VCs Say the Worst Is Over
A bit of cheer has emerged on the venture capital front: According to a recent survey conducted by consultancy Deloitte & Touche LLP, VCs on both coasts of the U.S. are starting to feel better about loosening up the purse strings and investing in startups again.
While not entirely lifting the fog of economic gloom, D&T's survey of approximately 1,200 venture capitalists found that nearly 90 percent of the respondents believe it's OK to start investing in technology startups again, while nearly 93 percent think that M&A activity will also stabilize or even pick up, a small sign of hope for the moribund tech industry.
"We see certainly an upturn, albeit from a pretty gloomy time," says Will Frame, a managing director with D&T's corporate finance services division. According to Frame, poll respondents say the hard, startup-killing, portfolio-management decisions have mostly been taken already, leaving VCs free to look to the future.
"The individual VCs say they are looking for new deals, and that's good news," Frame says.
Of course, the optical and storage segments have retained their afficionados, even through the overall decline in venture activity. While not at the pace of earlier boom levels, it's still not uncommon for $100 million deals to get done, like the recent rounds snared by Santera Systems Inc. and 3PARdata Inc. (see Investors Stand By Santera and 3PARdata Snags $100M).
Optical stalwart Morgenthaler Ventures just closed a new $850 million fund, a third of which is earmarked for optical concerns (see Morgenthaler Doubles Down). And stealthy storage startups, like Intransa, are attracting old-line networking pros like Eric Benhamou (see Eric the Intransa Gent), along with their startup dough.
Indeed, some think the storage sector in particular may be heading toward overfunding (see Venture Capital Survey), like the optical systems and components fields before it. So, there's still some weeding out ahead before a new crop of startups can reach full bloom.
Though the D&T survey says that only 37 percent of the VC respondents expect further declines in exit valuations, 72 percent said that follow-on rounds are still likely to decline in the next half-year, with many more startups -- and even some VC firms -- falling by the wayside.

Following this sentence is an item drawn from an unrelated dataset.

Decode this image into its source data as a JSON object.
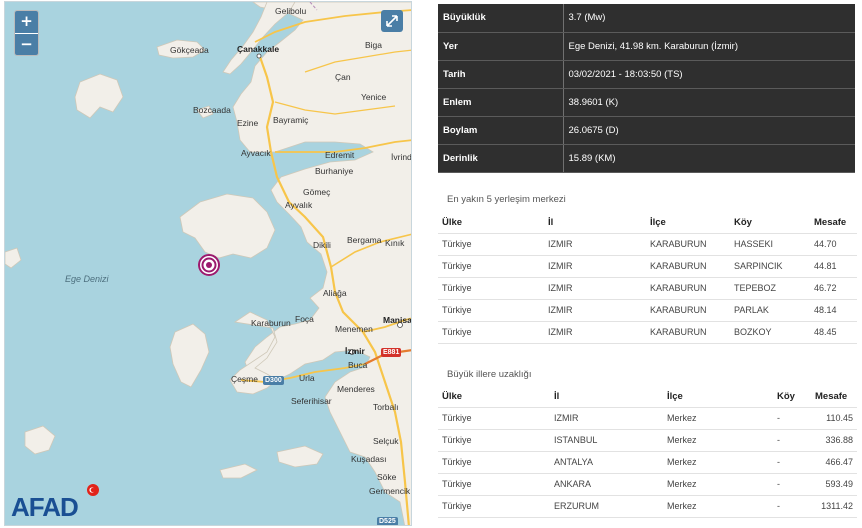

"I think you'll see some of the newer [VC] funds ceasing operations," says Frame. "Especially the ones who came into being the last few years, and not firms with a lengthy track record. We're seeing a return to some of the traditional VC values, helping to build long-term businesses, and generate real value for customers."
D&T surveyed 1,200 individual VCs on both the east and west U.S. coasts, between June 1 and July 31, with 200 respondents from Silicon Valley alone, according to Frame, who says a follow-up survey will be conducted in the fourth quarter.
- Paul Kapustka, Editor at Large, Light Reading